> WHAT IS NEEDED
Search the data below, and report every line in which "g为重力加速度" occurs.

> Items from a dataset

────────────────────

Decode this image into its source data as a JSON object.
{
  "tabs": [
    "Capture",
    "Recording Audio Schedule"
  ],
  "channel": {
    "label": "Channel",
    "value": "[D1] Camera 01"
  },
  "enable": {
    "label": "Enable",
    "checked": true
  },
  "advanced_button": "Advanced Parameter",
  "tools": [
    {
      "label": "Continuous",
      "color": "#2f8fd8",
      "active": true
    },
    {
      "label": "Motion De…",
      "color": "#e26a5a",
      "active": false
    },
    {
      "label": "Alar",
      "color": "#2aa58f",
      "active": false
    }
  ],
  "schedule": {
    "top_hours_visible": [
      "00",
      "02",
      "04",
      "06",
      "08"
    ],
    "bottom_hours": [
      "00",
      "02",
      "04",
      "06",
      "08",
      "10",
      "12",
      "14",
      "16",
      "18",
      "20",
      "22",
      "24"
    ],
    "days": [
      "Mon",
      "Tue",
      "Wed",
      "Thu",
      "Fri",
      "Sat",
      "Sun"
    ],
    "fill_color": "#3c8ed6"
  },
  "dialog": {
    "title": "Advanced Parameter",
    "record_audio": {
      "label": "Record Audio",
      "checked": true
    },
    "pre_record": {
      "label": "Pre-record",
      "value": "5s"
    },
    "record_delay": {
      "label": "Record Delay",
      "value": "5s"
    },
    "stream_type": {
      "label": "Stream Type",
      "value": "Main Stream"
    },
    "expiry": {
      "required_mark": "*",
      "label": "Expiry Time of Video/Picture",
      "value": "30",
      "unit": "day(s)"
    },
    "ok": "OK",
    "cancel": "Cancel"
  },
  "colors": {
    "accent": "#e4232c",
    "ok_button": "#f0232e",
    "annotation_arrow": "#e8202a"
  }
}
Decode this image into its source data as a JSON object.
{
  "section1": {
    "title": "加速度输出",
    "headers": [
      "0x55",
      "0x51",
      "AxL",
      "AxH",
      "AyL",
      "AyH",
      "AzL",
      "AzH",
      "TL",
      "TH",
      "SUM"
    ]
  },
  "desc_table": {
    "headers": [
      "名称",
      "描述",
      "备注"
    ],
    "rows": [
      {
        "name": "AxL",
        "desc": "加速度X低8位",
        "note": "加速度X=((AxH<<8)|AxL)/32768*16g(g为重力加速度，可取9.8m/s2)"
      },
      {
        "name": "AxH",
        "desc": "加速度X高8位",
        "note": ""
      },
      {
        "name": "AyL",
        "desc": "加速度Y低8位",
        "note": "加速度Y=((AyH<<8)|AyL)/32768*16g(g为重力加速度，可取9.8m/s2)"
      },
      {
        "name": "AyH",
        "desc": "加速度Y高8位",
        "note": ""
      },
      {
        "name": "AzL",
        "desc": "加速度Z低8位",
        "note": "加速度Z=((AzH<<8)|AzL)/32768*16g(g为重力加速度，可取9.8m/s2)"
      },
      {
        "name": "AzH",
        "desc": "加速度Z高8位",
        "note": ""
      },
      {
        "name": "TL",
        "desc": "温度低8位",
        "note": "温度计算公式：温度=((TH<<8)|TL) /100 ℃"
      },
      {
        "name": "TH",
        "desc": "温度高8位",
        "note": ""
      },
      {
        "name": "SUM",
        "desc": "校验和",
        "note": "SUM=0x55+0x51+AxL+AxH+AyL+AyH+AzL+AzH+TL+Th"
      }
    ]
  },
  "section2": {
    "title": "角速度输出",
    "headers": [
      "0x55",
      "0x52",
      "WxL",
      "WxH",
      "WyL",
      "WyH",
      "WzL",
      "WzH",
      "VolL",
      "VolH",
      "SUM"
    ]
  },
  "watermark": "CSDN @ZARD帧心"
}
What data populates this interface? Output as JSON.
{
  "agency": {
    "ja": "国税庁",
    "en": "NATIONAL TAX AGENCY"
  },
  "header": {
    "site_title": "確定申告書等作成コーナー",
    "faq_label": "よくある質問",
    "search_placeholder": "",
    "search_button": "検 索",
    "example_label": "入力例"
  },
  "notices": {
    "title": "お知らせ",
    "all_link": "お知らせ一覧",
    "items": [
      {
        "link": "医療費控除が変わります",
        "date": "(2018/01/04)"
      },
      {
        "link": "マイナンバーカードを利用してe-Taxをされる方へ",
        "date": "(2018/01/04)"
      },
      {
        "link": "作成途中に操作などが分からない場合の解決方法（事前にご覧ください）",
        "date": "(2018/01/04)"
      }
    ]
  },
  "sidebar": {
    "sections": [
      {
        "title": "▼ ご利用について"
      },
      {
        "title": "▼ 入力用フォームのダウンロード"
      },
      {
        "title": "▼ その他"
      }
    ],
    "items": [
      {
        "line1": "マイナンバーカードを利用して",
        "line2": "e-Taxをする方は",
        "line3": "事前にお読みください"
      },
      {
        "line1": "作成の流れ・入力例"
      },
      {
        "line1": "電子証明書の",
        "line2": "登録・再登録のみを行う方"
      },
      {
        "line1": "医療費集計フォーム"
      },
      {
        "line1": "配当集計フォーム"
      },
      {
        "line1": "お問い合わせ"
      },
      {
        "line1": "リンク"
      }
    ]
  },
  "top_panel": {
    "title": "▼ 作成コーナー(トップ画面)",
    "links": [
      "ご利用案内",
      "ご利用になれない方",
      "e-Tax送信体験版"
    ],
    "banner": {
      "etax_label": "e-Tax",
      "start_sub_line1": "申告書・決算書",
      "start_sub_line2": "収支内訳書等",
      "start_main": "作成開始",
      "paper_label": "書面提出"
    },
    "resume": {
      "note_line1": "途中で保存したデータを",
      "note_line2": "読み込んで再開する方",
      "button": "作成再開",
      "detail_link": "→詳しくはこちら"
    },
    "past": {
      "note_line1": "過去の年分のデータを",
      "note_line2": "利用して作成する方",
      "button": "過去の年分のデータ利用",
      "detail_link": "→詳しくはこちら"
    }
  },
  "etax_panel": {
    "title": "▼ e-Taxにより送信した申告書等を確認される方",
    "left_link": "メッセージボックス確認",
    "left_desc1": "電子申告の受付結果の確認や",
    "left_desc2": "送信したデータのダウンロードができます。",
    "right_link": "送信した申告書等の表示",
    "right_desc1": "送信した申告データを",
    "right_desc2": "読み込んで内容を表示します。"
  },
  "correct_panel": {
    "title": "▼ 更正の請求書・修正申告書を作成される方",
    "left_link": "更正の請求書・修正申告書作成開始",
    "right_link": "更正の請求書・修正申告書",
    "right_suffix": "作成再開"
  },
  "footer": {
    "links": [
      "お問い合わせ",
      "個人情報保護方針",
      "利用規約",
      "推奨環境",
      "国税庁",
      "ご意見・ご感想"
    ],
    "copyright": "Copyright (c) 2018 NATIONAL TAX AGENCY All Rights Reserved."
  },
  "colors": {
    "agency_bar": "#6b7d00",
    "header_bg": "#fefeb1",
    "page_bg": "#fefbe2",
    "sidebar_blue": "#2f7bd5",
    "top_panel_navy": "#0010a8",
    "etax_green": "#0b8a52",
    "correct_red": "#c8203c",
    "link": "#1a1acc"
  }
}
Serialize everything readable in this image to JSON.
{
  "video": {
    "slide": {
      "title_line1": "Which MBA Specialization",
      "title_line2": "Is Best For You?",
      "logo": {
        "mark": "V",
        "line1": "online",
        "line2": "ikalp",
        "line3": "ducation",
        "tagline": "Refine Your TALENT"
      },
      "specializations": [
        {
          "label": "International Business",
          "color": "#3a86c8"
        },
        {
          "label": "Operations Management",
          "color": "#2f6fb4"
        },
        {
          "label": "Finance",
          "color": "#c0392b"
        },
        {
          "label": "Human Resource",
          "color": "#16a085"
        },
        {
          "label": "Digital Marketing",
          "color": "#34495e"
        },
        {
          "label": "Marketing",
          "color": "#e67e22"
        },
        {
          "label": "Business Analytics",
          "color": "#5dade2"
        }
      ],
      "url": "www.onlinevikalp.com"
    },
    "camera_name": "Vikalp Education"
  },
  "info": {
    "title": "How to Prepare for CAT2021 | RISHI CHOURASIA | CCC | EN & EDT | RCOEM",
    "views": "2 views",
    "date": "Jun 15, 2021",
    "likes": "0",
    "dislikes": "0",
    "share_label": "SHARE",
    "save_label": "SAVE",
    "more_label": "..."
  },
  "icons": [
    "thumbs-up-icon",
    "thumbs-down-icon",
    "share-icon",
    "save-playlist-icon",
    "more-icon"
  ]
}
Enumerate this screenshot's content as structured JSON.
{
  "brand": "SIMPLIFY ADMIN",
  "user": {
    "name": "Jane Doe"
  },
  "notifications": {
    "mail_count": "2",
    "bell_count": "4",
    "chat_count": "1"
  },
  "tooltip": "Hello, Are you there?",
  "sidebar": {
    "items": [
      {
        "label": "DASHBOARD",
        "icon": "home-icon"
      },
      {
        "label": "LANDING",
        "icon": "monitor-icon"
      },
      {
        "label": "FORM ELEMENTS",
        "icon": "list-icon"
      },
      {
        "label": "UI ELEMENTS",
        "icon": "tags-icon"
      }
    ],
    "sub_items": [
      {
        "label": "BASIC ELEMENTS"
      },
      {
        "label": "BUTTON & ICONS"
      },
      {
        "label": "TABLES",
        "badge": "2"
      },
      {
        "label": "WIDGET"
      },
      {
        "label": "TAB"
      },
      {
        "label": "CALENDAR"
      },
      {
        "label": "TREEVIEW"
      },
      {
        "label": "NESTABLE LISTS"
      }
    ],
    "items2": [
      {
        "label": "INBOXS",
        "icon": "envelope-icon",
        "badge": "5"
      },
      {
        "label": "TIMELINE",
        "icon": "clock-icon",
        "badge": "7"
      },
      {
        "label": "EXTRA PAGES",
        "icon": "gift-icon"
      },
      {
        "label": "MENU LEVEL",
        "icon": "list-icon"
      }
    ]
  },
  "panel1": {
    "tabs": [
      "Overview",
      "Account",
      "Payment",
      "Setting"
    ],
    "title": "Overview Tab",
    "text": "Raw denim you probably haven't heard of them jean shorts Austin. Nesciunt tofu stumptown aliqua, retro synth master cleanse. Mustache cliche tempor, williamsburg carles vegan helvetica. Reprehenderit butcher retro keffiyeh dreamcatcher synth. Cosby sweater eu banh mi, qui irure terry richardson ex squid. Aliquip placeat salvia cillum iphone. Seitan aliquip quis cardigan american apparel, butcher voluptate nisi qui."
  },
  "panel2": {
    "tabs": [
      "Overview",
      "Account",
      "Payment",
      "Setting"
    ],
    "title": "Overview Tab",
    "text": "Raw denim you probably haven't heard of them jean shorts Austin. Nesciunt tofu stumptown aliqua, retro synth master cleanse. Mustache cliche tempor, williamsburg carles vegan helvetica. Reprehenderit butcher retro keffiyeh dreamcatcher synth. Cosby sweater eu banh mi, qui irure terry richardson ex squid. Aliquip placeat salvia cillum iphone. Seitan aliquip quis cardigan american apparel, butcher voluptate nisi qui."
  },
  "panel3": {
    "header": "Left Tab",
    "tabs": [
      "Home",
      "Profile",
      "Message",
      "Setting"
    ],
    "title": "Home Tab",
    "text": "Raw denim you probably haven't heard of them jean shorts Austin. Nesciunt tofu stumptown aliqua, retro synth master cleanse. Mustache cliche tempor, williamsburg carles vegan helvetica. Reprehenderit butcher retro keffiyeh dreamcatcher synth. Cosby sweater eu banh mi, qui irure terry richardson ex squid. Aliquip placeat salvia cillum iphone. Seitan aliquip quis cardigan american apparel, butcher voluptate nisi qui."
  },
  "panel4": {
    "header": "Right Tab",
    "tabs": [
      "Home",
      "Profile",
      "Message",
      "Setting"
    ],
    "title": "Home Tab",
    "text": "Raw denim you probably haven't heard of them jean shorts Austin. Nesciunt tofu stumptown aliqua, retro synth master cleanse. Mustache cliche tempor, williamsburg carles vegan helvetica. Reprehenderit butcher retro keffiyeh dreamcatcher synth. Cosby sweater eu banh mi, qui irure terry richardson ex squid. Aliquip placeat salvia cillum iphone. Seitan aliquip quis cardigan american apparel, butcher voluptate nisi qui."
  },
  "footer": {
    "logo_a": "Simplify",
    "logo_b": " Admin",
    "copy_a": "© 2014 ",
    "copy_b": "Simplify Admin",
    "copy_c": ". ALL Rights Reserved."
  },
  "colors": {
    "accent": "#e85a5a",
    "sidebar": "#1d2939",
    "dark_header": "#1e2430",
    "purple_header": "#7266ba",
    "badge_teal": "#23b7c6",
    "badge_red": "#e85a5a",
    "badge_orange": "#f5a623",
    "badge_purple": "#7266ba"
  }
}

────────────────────

> SOLVED EXERCISE
        "note": "加速度X=((AxH<<8)|AxL)/32768*16g(g为重力加速度，可取9.8m/s2)"
        "note": "加速度Y=((AyH<<8)|AyL)/32768*16g(g为重力加速度，可取9.8m/s2)"
        "note": "加速度Z=((AzH<<8)|AzL)/32768*16g(g为重力加速度，可取9.8m/s2)"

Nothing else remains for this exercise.